Those skilled in the art will recognize that the embodiments of the invention disclosed herein are exemplary in nature and that various changes can be made therein without departing from the scope and the spirit of the invention. In this regard, deviations from the dimensions and the types of materials described above can be made without departing from the scope and spirit of the invention. Furthermore, the exact construction of the various elements can be varied as desired and still take advantage of the principles of the present invention.

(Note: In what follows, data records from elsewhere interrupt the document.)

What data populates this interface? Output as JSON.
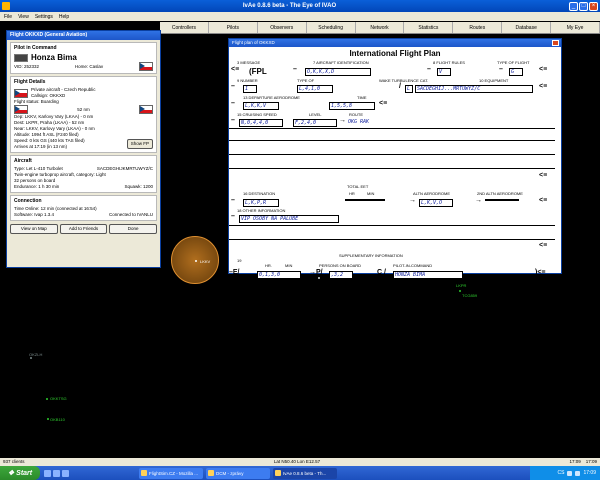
{
  "window": {
    "title": "IvAe 0.8.6 beta - The Eye of IVAO"
  },
  "menu": [
    "File",
    "View",
    "Settings",
    "Help"
  ],
  "toolbar": [
    "Controllers",
    "Pilots",
    "Observers",
    "Scheduling",
    "Network",
    "Statistics",
    "Routes",
    "Database",
    "My Eye"
  ],
  "pilot_panel": {
    "title": "Flight OKKXD (General Aviation)",
    "sec_pilot": "Pilot in Command",
    "pilot_name": "Honza Bima",
    "vid": "VID: 252332",
    "home": "Home: Caslav",
    "sec_details": "Flight Details",
    "aircraft_info": "Private aircraft - Czech Republic",
    "callsign": "Callsign: OKKXD",
    "status": "Flight status: Boarding",
    "distance": "52 nm",
    "dep": "Dep: LKKV, Karlovy Vary (LKAA) - 0 nm",
    "dest": "Dest: LKPR, Praha (LKAA) - 52 nm",
    "near": "Near: LKKV, Karlovy Vary (LKAA) - 0 nm",
    "altitude": "Altitude: 1994 ft ASL (F240 filed)",
    "speed": "Speed: 0 kts GS (440 kts TAS filed)",
    "arrives": "Arrives at 17:19 (in 13 nm)",
    "show_fp": "Show FP",
    "sec_aircraft": "Aircraft",
    "type": "Type: Let L-410 Turbolet",
    "equipment": "SACDEGHIJKMRTUWYZ/C",
    "desc1": "Twin-engine turboprop aircraft, category: Light",
    "desc2": "32 persons on board",
    "endurance": "Endurance: 1 h 30 min",
    "squawk": "Squawk: 1200",
    "sec_conn": "Connection",
    "time_online": "Time Online: 12 min  (connected at 16:54)",
    "software": "Software: Ivap 1.3.4",
    "server": "Connected to IVANLU",
    "btn_map": "View on Map",
    "btn_friends": "Add to Friends",
    "btn_done": "Done"
  },
  "flightplan": {
    "title": "Flight plan of OKKXD",
    "heading": "International Flight Plan",
    "l_message": "3   MESSAGE",
    "fpl": "(FPL",
    "l_ident": "7   AIRCRAFT IDENTIFICATION",
    "ident": "O,K,K,X,D",
    "l_rules": "8   FLIGHT RULES",
    "rules": "V",
    "l_typeflight": "TYPE OF FLIGHT",
    "typeflight": "G",
    "l_number": "9   NUMBER",
    "number": "1",
    "l_type": "TYPE OF",
    "type": "L,4,1,0",
    "l_wake": "WAKE TURBULENCE CAT.",
    "wake": "L",
    "l_equip": "10  EQUIPMENT",
    "equip": "SACDEGHIJ...MRTUWYZ/C",
    "l_dep": "13  DEPARTURE AERODROME",
    "dep": "L,K,K,V",
    "l_time": "TIME",
    "time": "1,5,5,8",
    "l_speed": "15  CRUISING SPEED",
    "speed": "N,0,4,4,0",
    "l_level": "LEVEL",
    "level": "F,2,4,0",
    "l_route": "ROUTE",
    "route": "OKG RAK",
    "l_total_eet": "TOTAL EET",
    "l_hr": "HR",
    "l_min": "MIN",
    "l_dest": "16  DESTINATION",
    "dest": "L,K,P,R",
    "l_altn": "ALTN AERODROME",
    "altn": "L,K,V,O",
    "l_altn2": "2ND ALTN AERODROME",
    "l_other": "18  OTHER INFORMATION",
    "other": "VIP OSOBY NA PALUBE",
    "l_supp": "SUPPLEMENTARY INFORMATION",
    "l_19": "19",
    "l_endur_hr": "HR.",
    "l_endur_min": "MIN",
    "endurance": "0,1,3,0",
    "l_persons": "PERSONS ON BOARD",
    "persons": ",3,2",
    "l_pic": "PILOT-IN-COMMAND",
    "pic": "HONZA BIMA"
  },
  "radar": {
    "airport_label": "LKKV",
    "tags": [
      "LKPR",
      "TCG859",
      "OKZLH",
      "OKKTSG",
      "OKB110"
    ]
  },
  "status": {
    "clients": "937 clients",
    "coords": "Lat N50.40 Lon E12.57",
    "time1": "17:09",
    "time2": "17:09"
  },
  "taskbar": {
    "start": "Start",
    "tasks": [
      "FlightSim.CZ - Mozilla ...",
      "DCM - zprávy",
      "IvAe 0.8.6 beta - Th..."
    ],
    "clock": "17:09",
    "lang": "CS"
  }
}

Because of the above and numerous other variations and modifications that can occur to those skilled in the art, the following claims should not be limited to the embodiments illustrated and discussed herein.
1. A system for displacing filler material from measuring chambers into containers, wherein each measuring chamber revolves substantially in unison with a container around a primary axis, said measuring chamber being positioned above said container along a second axis different from the primary axis, said measuring chamber and said container being carried by a frame that rotates around said primary axis, the system comprising:

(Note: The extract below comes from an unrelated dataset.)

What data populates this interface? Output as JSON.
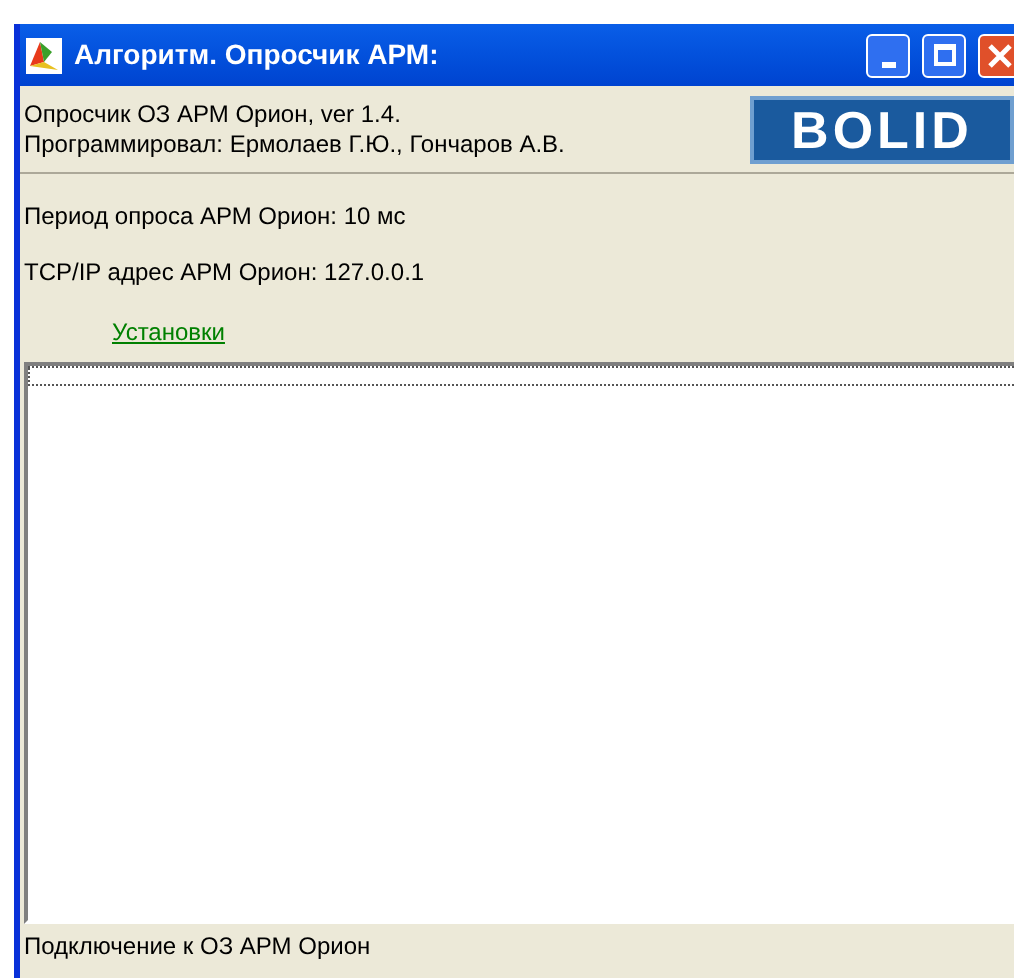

- a generally circular track centered on the primary axis, said track lying in a nonhorizonial plane;
- a plunger tracking assembly for following said track;

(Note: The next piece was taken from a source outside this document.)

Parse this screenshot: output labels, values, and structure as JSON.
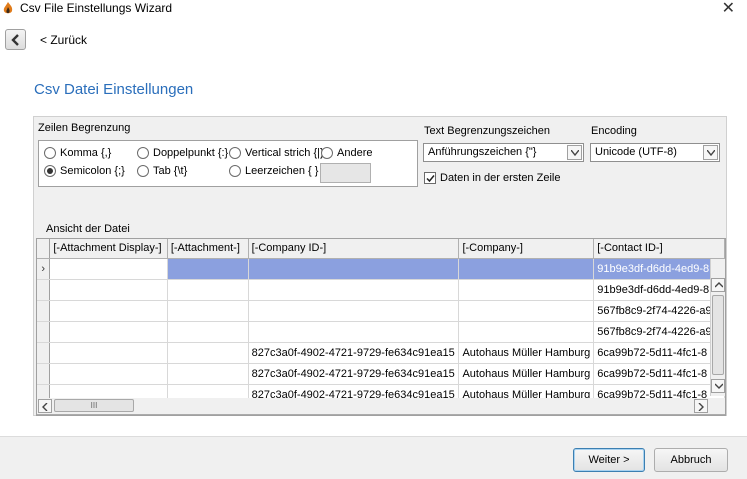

- a plunger assembly adapted to be carried by said frame and coupled to said plunger tracking assembly, said plunger assembly including a plunger carrying a spring for absorbing vertical displacement of said plunger tracking assembly relative to the plunger as said plunger tracking assembly follows said track;
- a vent bar having an upper end and a lower end, the lower end including a passageway for allowing gas trapped in the container below the filler material to escape; and
- a vent bar mount for connecting the upper end of said vent bar to said plunger assembly vertical displacement of said plunger housing being transferred to said vent bar by said vent bar mount.
2. The system of claim 1, wherein a footprint of said track projected onto a horizontal plane is round.
3. The system of claim 1, wherein said plunger tracking assembly includes an upper roller for following an upper surface of said track and a lower roller for following a lower surface of said track.
4. The system of claim 3, wherein said upper roller and said lower roller precede said plunger housing by 10 degrees around said track.
5. The system of claim 1, wherein said plunger assembly includes a plunger housing located along the second axis and coupled to said plunger tracking assembly, the plunger housing being displaced vertically as said plunger tracking assembly follows said track, the plunger being slidably mounted to the plunger housing for sliding vertically along said second axis to displace filler material from a measuring chamber into a container.
6. The system of claim 1, wherein said plunger further comprises a piston for compressing said spring.
7. The system of claim 1, further comprising a plate adapted to be positioned below the measuring chamber, said plate preventing the filler material from exiting the measuring chamber before said vent bar passes through the measuring chamber.
8. The system of claim 7, further comprising a riser plate carried by said plate for elevating said containers.
|Keathley, Sr. et al.
|Bell et al.
|Zhavoronkova et al.
|Schack et al.
|January 10, 1978
|February 15, 1983
|April 15, 1986
|June 10, 1986
|December 6, 1988
|January 16, 1990
|Berg et al.
|October 9, 1990
|Berg et al.
|May 7, 1991
|August 31, 1993
|February 15, 1994
|Mihail et al.
Filed: Jun 6, 1995
Date of Patent: Nov 11, 1997
Assignee: Promation Incorporated (Seattle, WA)
Inventors: Stavros Mihail (Seattle, WA), Marvin I. Berg (Tacoma, WA)
Primary Examiner: Henry J. Recla
Assistant Examiner: Steven O. Douglas
Law Firm: Christensen O'Connor Johnson & Kindness PLLC
Application Number: 8/473,021
International Classification: B65B 104;